Keep the pictures out of the copy and print all the entries below exactly.

● ● ● ● ● ● ●

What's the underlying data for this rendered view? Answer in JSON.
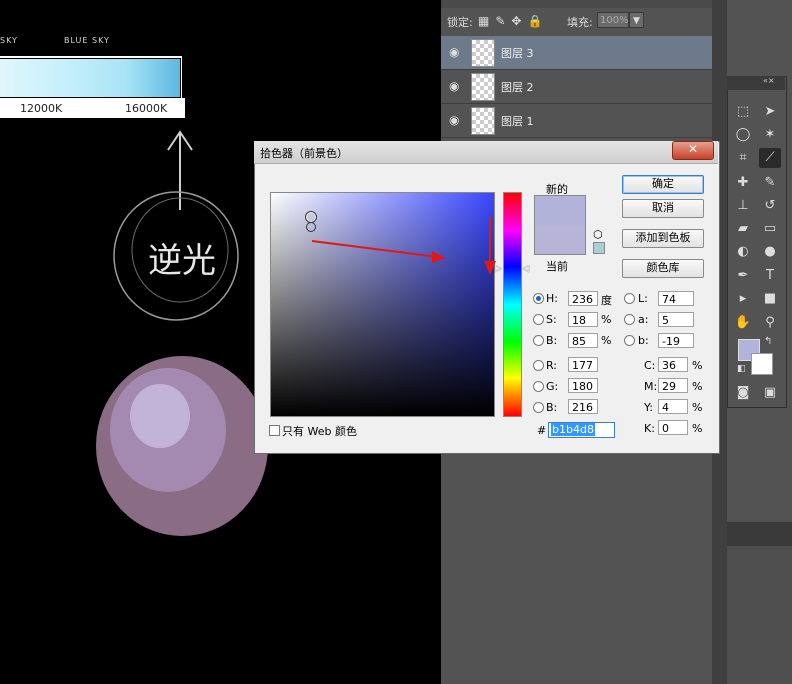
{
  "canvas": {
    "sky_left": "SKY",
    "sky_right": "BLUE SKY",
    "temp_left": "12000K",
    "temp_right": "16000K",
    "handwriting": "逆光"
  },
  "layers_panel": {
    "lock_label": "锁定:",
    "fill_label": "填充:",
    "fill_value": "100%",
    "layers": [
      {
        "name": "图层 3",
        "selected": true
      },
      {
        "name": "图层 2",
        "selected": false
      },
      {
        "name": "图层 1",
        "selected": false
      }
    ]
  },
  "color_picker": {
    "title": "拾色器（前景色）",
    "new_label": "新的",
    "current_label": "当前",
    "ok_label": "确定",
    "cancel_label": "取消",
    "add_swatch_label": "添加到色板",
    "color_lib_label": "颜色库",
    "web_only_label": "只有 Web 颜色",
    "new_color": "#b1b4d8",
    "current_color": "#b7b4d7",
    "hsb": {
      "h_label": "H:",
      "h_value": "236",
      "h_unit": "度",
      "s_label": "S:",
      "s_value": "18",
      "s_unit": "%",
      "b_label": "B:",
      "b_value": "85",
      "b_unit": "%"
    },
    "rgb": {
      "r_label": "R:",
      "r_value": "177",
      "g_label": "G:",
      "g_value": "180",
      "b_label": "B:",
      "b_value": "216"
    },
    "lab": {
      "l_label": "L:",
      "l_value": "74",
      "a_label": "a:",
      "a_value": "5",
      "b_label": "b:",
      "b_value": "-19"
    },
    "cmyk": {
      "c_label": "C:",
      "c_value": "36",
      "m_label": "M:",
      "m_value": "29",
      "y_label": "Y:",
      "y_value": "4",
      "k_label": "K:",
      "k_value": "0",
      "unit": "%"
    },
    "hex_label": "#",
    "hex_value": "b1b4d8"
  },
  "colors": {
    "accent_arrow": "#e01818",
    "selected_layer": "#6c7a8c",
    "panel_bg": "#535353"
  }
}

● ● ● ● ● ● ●

• _RESULT BELOW_
What's the underlying data for this rendered view? Answer in JSON.
{
  "canvas": {
    "sky_left": "SKY",
    "sky_right": "BLUE SKY",
    "temp_left": "12000K",
    "temp_right": "16000K",
    "handwriting": "逆光"
  },
  "layers_panel": {
    "lock_label": "锁定:",
    "fill_label": "填充:",
    "fill_value": "100%",
    "layers": [
      {
        "name": "图层 3",
        "selected": true
      },
      {
        "name": "图层 2",
        "selected": false
      },
      {
        "name": "图层 1",
        "selected": false
      }
    ]
  },
  "color_picker": {
    "title": "拾色器（前景色）",
    "new_label": "新的",
    "current_label": "当前",
    "ok_label": "确定",
    "cancel_label": "取消",
    "add_swatch_label": "添加到色板",
    "color_lib_label": "颜色库",
    "web_only_label": "只有 Web 颜色",
    "new_color": "#b1b4d8",
    "current_color": "#b7b4d7",
    "hsb": {
      "h_label": "H:",
      "h_value": "236",
      "h_unit": "度",
      "s_label": "S:",
      "s_value": "18",
      "s_unit": "%",
      "b_label": "B:",
      "b_value": "85",
      "b_unit": "%"
    },
    "rgb": {
      "r_label": "R:",
      "r_value": "177",
      "g_label": "G:",
      "g_value": "180",
      "b_label": "B:",
      "b_value": "216"
    },
    "lab": {
      "l_label": "L:",
      "l_value": "74",
      "a_label": "a:",
      "a_value": "5",
      "b_label": "b:",
      "b_value": "-19"
    },
    "cmyk": {
      "c_label": "C:",
      "c_value": "36",
      "m_label": "M:",
      "m_value": "29",
      "y_label": "Y:",
      "y_value": "4",
      "k_label": "K:",
      "k_value": "0",
      "unit": "%"
    },
    "hex_label": "#",
    "hex_value": "b1b4d8"
  },
  "colors": {
    "accent_arrow": "#e01818",
    "selected_layer": "#6c7a8c",
    "panel_bg": "#535353"
  }
}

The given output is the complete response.